Monday, January 9, 2012

AYP results for managed schools (including virtual options)

An education management organization (EMO) is a "private organization or firm that manages public schools, including district and charter public schools." Last year, 296 EMOs managed 1,928 schools across the United States.  The chart above shows data on their student results from a new edition of Profiles of For-Profit and Nonprofit Education Management Organizations. Some key findings:
  • The weakest reported results come from for-profit virtual schools that deliver their curriculum and provide instruction through the Internet and using electronic communication.  Just 27 percent of those schools made AYP last year.
  • The next weakest results come from large for-profit EMOs running 10 or more schools, with 43 percent of those schools making AYP.
  • The strongest results, with 63 percent of schools making AYP are shown by for-profit EMOs that run three or fewer schools and by nonprofits that run four to nine schools.

I don't want to overstate the implications of these numbers.  The report rightly calls these AYP results a "crude" measure.  I'd love to see comparisons using NAEP or another consistent assessment, and I'd love to see scores that include a full curriculum of subjects, and I'd love to see scores that give partial credit for partial student success, rather than making an "all or nothing" proficiency judgment.

On the other hand, numbers like these do invite further exploration, with two issues looking especially important:
  • What are the right steps to ensure that virtual learning options are strong options?  Teaching quality doesn't develop without work in any school  That 27 percent is a good reminder that quality isn't guaranteed on-line either.
  • How can EMOs take effective school approaches to a large scale?  Can what works at one, two, or five schools be reliably repeated in a dozen or a hundred schools?  Maybe, someday, school improvement will be as replicable as the taste of a Big Mac.  The 43% shown above suggests that "scalability" like that is not --or not-yet-- a reliable option, at least as a for-profit strategy.
Source note: The report discussed above is Profiles of For-Profit and Nonprofit Education Management Organizations: Thirteenth Annual Report 2010-11, with a hat tip to the Detroit Free Press by way of EdWeek.


  1. Interesting comparison.
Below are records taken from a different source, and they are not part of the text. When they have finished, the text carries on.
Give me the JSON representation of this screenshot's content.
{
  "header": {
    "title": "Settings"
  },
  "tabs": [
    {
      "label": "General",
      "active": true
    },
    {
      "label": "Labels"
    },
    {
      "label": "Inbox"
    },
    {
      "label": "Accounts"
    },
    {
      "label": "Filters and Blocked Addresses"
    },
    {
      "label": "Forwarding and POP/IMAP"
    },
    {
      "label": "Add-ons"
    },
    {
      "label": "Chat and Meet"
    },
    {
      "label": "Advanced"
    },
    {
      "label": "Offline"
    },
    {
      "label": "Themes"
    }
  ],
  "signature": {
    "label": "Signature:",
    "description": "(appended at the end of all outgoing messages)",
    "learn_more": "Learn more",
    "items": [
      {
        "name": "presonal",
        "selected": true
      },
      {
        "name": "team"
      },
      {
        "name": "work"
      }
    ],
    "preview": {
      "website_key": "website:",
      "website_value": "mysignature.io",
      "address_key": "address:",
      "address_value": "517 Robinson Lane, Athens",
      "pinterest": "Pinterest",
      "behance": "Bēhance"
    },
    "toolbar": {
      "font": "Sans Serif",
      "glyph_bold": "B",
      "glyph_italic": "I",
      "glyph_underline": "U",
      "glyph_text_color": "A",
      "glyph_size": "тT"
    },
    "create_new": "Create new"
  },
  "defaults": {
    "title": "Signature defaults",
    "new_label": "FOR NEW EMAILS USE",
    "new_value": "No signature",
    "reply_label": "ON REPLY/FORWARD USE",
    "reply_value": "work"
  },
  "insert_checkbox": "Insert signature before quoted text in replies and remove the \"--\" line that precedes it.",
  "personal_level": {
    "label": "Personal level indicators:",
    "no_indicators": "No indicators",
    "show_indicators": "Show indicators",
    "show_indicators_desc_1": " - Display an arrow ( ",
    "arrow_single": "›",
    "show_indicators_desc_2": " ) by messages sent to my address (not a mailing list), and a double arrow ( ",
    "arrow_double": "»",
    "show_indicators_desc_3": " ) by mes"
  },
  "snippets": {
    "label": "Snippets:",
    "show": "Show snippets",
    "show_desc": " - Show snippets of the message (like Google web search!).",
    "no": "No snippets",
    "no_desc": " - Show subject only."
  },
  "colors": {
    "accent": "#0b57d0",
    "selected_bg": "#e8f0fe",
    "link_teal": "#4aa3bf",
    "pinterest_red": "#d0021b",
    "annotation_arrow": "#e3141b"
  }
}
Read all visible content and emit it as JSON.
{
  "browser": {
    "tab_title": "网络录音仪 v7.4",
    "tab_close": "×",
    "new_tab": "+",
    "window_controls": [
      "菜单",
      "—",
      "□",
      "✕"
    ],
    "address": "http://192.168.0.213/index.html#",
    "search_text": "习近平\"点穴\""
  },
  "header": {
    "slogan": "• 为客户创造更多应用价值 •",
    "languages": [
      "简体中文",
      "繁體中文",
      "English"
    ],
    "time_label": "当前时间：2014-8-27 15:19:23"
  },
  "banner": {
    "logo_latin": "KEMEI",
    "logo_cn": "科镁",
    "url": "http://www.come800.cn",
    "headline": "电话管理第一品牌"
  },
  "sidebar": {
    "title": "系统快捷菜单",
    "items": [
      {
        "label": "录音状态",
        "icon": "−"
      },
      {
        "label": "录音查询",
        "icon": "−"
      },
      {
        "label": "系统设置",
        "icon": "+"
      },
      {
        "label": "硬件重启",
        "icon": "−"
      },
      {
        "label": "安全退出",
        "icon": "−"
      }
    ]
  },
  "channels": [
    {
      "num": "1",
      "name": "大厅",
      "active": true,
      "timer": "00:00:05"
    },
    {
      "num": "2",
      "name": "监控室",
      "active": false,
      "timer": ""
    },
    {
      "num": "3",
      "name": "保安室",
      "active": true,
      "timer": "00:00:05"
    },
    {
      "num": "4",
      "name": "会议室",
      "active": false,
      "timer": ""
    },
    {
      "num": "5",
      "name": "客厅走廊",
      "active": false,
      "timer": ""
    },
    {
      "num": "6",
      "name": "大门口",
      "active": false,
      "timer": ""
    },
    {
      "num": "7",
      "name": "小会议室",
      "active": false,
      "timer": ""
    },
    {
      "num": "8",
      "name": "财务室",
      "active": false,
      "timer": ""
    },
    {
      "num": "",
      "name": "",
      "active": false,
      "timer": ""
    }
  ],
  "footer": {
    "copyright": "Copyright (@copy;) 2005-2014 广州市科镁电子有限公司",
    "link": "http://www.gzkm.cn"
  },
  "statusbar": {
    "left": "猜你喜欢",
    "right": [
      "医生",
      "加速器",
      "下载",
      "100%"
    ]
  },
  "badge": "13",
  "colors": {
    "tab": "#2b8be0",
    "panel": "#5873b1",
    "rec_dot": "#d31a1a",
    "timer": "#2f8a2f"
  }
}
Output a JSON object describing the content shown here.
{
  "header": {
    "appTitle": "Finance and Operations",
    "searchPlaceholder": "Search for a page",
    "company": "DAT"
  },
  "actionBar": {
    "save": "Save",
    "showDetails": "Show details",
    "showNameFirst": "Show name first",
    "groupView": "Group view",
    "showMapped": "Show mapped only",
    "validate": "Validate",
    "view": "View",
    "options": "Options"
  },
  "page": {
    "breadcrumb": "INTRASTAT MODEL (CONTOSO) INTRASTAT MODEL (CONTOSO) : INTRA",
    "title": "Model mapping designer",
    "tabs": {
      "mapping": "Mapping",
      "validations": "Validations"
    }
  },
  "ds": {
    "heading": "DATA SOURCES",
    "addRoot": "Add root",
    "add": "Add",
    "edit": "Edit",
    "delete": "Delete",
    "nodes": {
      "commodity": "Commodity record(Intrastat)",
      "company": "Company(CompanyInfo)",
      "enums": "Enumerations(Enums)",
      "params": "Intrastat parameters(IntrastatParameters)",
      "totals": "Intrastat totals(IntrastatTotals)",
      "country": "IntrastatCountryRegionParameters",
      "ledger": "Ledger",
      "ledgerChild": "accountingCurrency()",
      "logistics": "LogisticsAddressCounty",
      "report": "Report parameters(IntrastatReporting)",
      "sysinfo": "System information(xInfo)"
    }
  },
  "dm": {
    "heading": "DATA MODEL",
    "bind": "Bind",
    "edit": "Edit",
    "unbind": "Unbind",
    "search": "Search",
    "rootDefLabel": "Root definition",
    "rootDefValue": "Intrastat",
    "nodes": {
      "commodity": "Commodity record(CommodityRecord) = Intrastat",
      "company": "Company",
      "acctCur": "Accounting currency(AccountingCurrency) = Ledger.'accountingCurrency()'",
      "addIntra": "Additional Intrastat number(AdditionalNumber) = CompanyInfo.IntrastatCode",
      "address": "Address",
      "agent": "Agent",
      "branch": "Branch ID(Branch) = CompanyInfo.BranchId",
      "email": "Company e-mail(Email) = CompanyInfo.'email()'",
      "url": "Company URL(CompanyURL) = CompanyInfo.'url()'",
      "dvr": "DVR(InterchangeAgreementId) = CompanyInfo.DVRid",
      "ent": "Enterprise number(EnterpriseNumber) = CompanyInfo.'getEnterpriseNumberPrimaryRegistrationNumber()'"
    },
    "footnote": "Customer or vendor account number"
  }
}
Two other questions to explore are 1) how these results compare with large, medium and small public school districts and 2) what the student demographics are, particularly income levels.

    This would provide important context to understand implications of this comparison.

  2. Mary Gwen,

    Thank you for the thought. You've nudged me into remembering where I'd seen an all-schools 2010-11 AYP rate. It's 52% meeting AYP/48% not meeting AYP preliminary numbers that may change slightly, reported at

    So, nonprofits look like they're a bit ahead of the norm on average, for-profits a bit behind on average, and virtual schools sharply behind.

    Like you, I think the demographic comparisons would be a big help: I think EMO work tilts toward especially challenged populations and they could be getting stronger results than other schools with similar students.

  3. It would also be great to see this data sorted by years of EMO management and years the EMO has been at work.


Updates and data on Kentucky education!